What makes taro an orphan crop?

Live at 2pm GMT today 21 May…

LATER: Spoiler alert. The answer to the question in the title has to do with:

  • inaccurate dogmas
  • multiplicity of names
  • negative social bias
  • lack of research
  • narrow ecological niche
  • archaeological invisibility
  • missing numbers

2 Replies to “What makes taro an orphan crop?”

  1. Rejuvenating the use of traditional food crops is a great step towards high quality food security, particularly when they align with regions of origin. However, the use of the term “orphan” to describe taro, or any indigenous crop, saddens me that we are not more aware of the labels we assign. Orphaned by whom? Think about who decided that for a minute. Even when we say “under-utilized” the question is by whom. It is contextual to culture, nation or region. Any crop is only an “orphan” when we do not honor the food it provides our communities.
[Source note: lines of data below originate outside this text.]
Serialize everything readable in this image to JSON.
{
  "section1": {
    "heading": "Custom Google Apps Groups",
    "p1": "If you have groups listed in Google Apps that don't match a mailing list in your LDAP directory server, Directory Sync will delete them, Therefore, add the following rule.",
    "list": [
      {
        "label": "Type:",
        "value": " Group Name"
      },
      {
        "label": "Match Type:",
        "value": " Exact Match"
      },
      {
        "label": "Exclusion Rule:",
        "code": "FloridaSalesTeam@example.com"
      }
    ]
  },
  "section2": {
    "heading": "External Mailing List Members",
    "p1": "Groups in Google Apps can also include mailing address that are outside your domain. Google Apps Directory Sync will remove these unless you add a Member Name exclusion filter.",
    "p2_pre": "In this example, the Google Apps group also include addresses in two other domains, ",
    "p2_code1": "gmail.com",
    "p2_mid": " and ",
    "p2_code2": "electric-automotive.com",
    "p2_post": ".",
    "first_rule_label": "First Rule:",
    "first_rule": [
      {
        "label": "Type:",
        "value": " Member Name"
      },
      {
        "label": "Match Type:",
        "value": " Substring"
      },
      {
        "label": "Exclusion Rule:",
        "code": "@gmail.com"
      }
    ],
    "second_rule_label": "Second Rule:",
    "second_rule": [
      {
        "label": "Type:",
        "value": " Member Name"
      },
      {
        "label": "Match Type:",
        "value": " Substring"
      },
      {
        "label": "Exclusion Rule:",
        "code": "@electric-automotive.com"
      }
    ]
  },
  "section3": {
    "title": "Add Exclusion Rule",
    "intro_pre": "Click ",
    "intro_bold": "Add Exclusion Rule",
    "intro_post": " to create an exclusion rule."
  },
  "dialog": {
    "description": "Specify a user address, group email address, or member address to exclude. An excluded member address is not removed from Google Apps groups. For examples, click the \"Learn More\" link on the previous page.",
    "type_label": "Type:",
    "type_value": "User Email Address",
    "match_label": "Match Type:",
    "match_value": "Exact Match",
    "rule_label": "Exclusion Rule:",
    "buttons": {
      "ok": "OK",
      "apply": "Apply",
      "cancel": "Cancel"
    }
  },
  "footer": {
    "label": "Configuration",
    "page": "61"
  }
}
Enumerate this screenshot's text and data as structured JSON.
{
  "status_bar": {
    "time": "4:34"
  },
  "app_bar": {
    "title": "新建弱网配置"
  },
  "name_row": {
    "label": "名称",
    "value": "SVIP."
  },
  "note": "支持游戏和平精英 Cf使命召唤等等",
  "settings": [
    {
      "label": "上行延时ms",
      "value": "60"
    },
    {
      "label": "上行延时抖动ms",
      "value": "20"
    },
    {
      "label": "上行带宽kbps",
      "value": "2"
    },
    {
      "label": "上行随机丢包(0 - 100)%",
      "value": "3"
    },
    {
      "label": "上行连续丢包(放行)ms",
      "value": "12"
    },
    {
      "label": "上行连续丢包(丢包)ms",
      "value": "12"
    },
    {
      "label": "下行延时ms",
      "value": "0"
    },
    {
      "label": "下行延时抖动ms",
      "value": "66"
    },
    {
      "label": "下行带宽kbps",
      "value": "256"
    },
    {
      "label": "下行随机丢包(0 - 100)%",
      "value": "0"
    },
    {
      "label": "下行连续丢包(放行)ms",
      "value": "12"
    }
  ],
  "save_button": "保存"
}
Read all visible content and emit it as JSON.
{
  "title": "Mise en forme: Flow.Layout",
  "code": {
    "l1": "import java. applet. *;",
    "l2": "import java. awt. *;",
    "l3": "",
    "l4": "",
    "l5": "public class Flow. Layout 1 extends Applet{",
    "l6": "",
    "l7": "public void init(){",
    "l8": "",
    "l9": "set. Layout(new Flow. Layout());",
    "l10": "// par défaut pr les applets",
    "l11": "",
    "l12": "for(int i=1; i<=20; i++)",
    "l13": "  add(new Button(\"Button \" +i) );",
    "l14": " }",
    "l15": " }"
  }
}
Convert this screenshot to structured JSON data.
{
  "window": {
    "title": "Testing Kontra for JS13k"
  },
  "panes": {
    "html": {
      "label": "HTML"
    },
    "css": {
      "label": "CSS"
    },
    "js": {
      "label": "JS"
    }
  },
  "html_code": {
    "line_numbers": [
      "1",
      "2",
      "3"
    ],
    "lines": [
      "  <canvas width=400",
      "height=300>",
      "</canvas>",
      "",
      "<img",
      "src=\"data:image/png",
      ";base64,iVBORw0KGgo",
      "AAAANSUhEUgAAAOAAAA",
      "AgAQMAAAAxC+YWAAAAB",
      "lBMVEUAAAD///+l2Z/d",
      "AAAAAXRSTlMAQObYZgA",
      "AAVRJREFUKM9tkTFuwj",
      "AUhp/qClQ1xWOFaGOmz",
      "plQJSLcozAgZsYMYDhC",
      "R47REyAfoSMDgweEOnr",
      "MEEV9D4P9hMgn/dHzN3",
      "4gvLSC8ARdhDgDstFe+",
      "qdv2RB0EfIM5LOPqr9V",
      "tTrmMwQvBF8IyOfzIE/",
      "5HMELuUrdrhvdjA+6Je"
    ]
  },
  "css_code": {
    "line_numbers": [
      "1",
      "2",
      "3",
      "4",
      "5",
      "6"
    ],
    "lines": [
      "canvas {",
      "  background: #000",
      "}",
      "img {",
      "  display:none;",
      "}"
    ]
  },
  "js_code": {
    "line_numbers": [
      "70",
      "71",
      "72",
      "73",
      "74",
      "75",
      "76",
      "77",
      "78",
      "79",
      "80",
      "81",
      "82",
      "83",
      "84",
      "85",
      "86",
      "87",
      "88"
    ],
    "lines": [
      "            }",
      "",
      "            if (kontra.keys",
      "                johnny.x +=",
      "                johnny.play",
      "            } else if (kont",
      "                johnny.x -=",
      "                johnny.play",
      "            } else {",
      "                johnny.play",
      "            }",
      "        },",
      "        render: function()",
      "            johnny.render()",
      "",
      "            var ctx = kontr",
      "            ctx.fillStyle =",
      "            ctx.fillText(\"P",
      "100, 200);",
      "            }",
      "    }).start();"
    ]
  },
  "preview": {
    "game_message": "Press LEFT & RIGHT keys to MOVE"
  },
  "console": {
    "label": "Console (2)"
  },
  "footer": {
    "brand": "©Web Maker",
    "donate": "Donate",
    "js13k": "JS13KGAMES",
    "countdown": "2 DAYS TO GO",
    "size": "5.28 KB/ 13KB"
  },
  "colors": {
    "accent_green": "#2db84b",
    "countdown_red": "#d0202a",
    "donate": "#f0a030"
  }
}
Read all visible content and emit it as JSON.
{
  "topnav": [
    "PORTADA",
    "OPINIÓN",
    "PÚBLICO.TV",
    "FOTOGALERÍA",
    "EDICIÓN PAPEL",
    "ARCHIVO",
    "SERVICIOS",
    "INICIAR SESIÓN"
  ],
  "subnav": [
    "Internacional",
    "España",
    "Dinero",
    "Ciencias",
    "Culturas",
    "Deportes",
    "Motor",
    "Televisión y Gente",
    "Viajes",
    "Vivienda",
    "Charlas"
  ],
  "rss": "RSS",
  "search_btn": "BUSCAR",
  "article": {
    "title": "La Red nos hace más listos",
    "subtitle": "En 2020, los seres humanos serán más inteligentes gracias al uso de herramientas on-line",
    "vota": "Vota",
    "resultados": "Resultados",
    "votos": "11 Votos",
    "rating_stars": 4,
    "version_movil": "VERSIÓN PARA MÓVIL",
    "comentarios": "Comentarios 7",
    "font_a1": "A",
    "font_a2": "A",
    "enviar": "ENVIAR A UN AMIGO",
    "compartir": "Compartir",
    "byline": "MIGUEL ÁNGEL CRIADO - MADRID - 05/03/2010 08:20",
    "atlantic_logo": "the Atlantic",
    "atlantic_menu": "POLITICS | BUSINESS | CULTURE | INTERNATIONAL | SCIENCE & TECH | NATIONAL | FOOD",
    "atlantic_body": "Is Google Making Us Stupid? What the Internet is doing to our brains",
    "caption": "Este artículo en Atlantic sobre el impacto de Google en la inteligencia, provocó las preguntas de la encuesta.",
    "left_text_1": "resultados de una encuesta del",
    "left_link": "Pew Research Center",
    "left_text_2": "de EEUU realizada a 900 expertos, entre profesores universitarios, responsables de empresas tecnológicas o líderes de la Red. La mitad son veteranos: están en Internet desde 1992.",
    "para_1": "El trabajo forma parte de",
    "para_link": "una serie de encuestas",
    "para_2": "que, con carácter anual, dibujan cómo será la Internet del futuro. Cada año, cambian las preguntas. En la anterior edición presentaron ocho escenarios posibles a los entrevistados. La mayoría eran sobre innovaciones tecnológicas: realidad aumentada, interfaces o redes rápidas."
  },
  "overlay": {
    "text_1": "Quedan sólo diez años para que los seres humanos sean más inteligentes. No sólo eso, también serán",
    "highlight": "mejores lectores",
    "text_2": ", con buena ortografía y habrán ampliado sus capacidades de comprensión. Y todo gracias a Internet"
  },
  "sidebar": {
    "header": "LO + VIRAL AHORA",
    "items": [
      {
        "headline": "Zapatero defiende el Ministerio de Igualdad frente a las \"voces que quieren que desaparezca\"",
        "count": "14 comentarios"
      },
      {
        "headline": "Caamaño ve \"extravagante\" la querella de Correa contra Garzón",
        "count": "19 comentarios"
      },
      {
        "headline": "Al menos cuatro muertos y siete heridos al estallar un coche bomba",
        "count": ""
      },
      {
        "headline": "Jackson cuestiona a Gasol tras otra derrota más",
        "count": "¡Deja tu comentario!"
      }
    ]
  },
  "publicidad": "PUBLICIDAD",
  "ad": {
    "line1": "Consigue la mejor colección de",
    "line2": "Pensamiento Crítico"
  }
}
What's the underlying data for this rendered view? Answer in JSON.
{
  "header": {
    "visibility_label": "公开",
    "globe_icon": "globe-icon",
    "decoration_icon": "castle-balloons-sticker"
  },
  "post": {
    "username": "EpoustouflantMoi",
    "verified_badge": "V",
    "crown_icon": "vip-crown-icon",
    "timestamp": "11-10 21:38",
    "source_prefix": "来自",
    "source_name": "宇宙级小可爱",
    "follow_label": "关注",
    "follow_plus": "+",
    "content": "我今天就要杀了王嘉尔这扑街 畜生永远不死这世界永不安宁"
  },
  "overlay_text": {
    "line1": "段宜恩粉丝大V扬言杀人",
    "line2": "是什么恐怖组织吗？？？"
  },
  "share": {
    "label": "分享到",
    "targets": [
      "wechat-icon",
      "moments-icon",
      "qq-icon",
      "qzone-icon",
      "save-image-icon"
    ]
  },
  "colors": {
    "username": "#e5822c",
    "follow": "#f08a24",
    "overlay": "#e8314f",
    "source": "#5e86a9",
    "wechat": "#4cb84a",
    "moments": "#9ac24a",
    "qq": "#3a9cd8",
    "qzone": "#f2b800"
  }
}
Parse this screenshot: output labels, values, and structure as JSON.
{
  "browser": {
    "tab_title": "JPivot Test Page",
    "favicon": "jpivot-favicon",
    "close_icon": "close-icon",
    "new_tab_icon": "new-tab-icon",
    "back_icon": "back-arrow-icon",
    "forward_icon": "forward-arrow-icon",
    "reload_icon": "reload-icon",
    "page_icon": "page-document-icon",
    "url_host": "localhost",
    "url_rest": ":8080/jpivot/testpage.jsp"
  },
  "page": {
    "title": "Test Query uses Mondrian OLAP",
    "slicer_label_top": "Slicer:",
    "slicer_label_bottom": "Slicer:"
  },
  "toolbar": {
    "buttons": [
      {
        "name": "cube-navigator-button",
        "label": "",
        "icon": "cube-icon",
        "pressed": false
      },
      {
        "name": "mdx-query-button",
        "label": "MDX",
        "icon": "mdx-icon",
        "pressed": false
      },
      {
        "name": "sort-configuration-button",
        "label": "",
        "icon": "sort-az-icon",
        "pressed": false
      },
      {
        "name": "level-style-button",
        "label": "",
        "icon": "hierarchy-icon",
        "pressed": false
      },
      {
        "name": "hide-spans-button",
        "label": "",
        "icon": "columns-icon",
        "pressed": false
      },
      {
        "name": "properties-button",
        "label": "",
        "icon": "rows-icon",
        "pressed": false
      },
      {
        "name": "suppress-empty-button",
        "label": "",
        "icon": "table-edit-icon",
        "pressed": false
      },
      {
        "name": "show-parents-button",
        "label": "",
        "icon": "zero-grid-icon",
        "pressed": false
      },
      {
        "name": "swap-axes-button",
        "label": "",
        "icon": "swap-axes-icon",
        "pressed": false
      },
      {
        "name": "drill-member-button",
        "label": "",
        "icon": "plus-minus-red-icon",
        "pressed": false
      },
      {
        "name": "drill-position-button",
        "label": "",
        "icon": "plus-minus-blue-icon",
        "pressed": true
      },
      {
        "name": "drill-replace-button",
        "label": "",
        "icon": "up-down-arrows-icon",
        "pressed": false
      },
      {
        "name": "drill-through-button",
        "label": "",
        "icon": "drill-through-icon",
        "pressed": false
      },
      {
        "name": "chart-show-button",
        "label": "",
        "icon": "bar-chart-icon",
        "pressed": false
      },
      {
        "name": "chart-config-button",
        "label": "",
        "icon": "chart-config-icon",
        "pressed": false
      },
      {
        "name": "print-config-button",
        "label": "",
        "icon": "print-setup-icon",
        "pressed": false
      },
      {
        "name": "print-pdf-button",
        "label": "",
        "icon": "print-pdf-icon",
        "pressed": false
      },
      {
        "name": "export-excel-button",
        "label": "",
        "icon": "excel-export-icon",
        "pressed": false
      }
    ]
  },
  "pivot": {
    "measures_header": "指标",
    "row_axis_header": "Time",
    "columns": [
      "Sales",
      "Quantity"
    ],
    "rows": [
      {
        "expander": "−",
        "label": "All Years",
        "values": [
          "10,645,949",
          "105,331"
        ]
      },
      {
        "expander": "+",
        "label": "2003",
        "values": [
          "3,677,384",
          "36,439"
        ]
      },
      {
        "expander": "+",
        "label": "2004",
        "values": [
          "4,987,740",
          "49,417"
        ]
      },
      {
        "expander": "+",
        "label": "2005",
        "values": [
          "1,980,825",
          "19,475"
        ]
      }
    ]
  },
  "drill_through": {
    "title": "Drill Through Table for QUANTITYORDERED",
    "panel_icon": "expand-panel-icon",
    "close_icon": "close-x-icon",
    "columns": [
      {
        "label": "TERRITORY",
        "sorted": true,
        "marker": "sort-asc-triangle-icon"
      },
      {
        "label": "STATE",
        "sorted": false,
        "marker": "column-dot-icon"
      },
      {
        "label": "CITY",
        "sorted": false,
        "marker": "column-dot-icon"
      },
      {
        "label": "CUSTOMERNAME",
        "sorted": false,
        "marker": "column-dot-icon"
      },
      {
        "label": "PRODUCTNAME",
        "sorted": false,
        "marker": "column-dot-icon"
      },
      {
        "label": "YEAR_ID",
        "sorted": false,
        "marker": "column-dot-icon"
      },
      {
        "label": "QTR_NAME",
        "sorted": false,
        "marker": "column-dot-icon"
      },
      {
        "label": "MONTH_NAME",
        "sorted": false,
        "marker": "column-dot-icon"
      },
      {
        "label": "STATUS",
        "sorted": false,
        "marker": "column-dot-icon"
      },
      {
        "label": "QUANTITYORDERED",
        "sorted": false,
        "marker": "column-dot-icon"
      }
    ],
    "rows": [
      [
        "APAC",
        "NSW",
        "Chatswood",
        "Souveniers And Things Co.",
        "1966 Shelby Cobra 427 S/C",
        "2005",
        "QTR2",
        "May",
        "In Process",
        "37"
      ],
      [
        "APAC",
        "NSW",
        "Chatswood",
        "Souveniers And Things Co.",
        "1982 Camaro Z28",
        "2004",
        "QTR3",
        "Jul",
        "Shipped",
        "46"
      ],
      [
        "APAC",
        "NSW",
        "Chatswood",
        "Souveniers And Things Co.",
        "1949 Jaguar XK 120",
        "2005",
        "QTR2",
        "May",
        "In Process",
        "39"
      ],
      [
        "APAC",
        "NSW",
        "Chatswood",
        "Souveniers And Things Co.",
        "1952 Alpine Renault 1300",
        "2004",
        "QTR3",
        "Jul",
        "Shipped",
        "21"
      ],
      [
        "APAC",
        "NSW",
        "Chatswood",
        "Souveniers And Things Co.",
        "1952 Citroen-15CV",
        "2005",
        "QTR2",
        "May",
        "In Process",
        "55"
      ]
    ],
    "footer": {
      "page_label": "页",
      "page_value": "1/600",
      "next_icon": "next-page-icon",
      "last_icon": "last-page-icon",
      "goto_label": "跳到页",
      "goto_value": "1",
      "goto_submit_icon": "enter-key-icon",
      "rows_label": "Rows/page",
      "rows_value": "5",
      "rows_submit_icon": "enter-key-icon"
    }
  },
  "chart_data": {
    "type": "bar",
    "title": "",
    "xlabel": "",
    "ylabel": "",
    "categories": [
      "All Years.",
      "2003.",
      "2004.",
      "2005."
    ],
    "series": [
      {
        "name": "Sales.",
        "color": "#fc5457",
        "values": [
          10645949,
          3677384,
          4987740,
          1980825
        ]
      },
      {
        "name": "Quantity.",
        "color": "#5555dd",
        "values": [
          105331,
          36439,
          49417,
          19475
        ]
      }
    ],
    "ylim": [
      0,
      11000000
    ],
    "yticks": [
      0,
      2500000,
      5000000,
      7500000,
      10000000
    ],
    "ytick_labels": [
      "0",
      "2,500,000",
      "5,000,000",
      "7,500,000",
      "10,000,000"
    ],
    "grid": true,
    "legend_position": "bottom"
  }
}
For the Pacific, taro, is not an orphan but the beginning of their genealogies and center of their families. With all due respect, let us all do better to find and use more appropriate terminology.

Leave a Reply

Your email address will not be published. Required fields are marked *